Three new international tourist zones open in France

03rd August, 2016
Three new international tourist zones have been designated across France, meaning shops in these locations will be able to open until midnight on weekdays, as well as on Sundays.

Traditionally, shops located in French towns are restricted to opening between around 9am and 7pm (closing for two hours for lunch), and do not open on Sundays. However, in a bid to boost the local economies and make tourist locations even more popular to visit, the three towns of Antibes, Dijon and La Baule have all been added to the list of International Tourist Zones.
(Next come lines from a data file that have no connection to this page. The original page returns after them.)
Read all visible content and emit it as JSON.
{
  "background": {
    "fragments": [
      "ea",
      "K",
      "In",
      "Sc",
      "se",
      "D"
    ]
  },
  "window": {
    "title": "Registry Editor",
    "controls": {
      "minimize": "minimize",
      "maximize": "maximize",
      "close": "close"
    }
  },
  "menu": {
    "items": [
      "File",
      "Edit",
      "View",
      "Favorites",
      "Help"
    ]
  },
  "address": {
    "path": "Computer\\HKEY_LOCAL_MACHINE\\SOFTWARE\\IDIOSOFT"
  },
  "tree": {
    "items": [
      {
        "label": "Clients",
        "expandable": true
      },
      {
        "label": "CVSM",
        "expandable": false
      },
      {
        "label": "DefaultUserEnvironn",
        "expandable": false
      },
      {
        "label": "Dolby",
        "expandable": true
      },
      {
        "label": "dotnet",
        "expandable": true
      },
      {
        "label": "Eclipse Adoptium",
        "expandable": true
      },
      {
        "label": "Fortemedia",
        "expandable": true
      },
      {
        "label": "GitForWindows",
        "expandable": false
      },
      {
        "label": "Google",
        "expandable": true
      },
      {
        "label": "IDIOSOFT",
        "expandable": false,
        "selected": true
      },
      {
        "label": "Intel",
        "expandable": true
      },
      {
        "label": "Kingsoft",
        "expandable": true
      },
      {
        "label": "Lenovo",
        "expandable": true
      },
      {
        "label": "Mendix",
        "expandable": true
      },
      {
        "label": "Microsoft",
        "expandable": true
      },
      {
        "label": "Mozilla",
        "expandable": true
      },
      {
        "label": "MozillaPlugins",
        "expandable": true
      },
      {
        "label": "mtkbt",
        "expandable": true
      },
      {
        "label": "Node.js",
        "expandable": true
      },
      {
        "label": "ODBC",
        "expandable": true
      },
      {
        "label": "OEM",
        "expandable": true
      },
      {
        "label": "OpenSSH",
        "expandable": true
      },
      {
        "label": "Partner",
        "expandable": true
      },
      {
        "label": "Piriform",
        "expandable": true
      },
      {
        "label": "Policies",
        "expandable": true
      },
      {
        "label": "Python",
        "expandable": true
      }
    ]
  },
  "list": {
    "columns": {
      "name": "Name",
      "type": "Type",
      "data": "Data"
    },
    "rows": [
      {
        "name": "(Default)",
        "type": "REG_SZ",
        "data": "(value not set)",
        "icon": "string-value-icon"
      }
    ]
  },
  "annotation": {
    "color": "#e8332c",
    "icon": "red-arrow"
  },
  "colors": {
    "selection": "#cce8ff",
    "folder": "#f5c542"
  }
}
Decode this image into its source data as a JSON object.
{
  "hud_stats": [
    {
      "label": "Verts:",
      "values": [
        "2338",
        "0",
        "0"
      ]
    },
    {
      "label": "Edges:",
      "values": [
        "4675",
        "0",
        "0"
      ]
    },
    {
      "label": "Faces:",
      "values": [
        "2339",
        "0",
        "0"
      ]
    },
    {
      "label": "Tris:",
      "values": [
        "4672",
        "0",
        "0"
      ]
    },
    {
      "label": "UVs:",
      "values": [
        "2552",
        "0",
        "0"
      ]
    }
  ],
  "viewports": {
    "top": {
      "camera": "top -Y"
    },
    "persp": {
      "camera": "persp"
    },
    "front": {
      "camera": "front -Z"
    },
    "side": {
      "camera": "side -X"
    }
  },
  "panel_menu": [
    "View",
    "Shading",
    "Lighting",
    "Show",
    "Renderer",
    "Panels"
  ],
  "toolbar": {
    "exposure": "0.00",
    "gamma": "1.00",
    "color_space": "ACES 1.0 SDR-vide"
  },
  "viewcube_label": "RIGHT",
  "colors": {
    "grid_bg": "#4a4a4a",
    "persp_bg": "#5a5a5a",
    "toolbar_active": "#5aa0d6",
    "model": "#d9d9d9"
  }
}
All three towns were accepted after an application from the towns’ respective mayors, a trial period and discussions with employment groups and unions.

In a recent statement, the French government said that each town matched the necessary criteria required for becoming a tourist zone, which include “attracting an influx of tourists from outside of France” and “having an international reputation due to commerce, culture, heritage, or leisure".


Dijon, located in central France, is the first non-coastal town to be awarded tourist zone status, while La Baule is a popular seaside town on the coast of the Pays de la Loire, near the Brittany border. Antibes, meanwhile, joins another four towns from the French Riviera on the list.

In total, France now has 21 tourist zones (or ZTIs, as they are known in French). Twelve of these alone are located in various parts of Paris, largely in areas with large shopping centres and train stations. Along the French Riviera, the four other locations to be designated as tourist zones are Nice, Cannes, Cagnes-sur-Mer and Saint-Laurent-du-Var. Other tourist zones can be found at Deauville, on the coast of Normandy, and the Val d’Europe shopping complex, east of Paris.

If you’re looking to enjoy a spot of shopping during your stay at our luxury French gites, the good news is that even more French locations than ever are opening their stores for longer.

Image: gaikokujin-kun, available under Creative Commons